We ran across an old ad for Stanley Warner, the film company and conglomerate. S.H. Fabian was President of the company in 1964; they had offices at 1585 Broadway in New York.
They are a great example of the conglomerate era, where disparate businesses were assembled for no particular reason other than the whims of the President. Actually, it might be good to capitalize the time period, and call it the Conglomerate Era. I wonder now, looking back on it, of the underlying causes of the trend of consolidation. Certainly conglomerates were a business fashion.
They were originally the Warner Bros. theaters that were made to spin off.
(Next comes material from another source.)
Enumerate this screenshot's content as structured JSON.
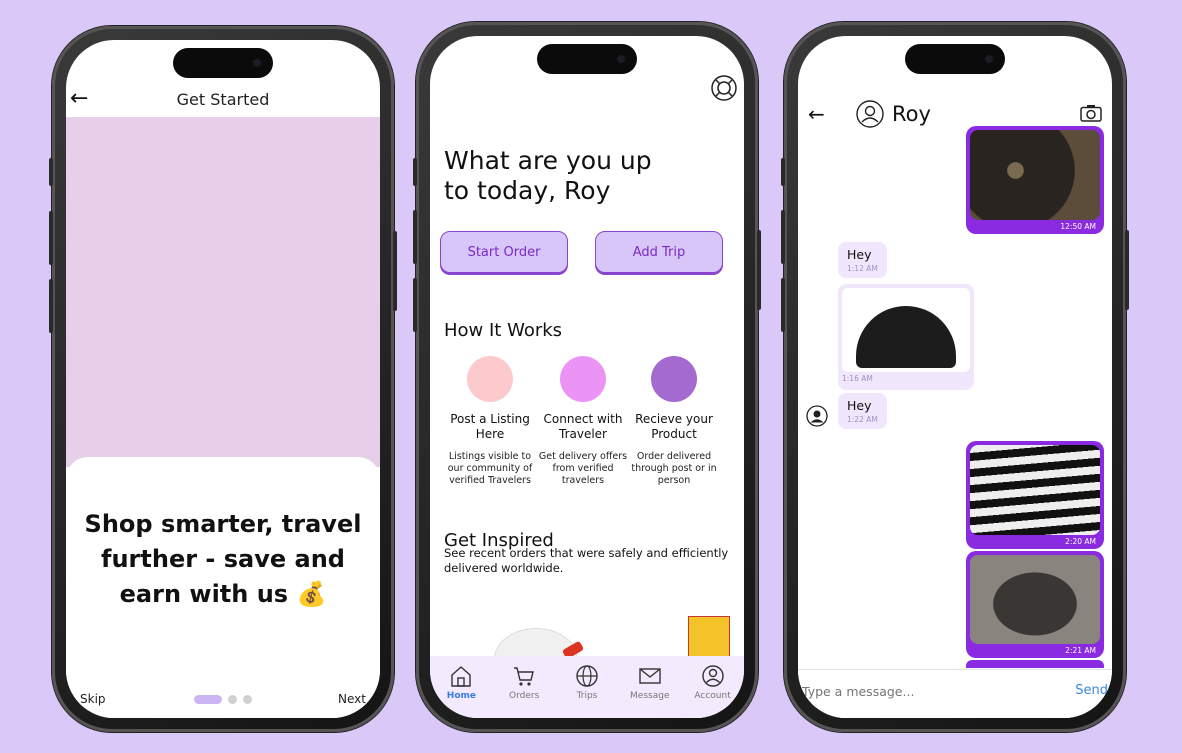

They owned a whole group of companies, a quite motley assortment. Wikipedia says that Stanley Warner merged with fellow theater company Glen Alden in 1968, which merged with Rapid-American in 1972. Rapid-American sold the company, renamed as International Playtex, Inc. to Esmark in 1975.
The companies were:
- Playtex, was first International Latex.
- Stanley Warner Theatres
- Physicians Products
- Southern Latex
- Morning Star-Paisley, a chemical company that owned a massive chemical plant in Paterson, N.J. that had a tragic fire in 1967
- WAST television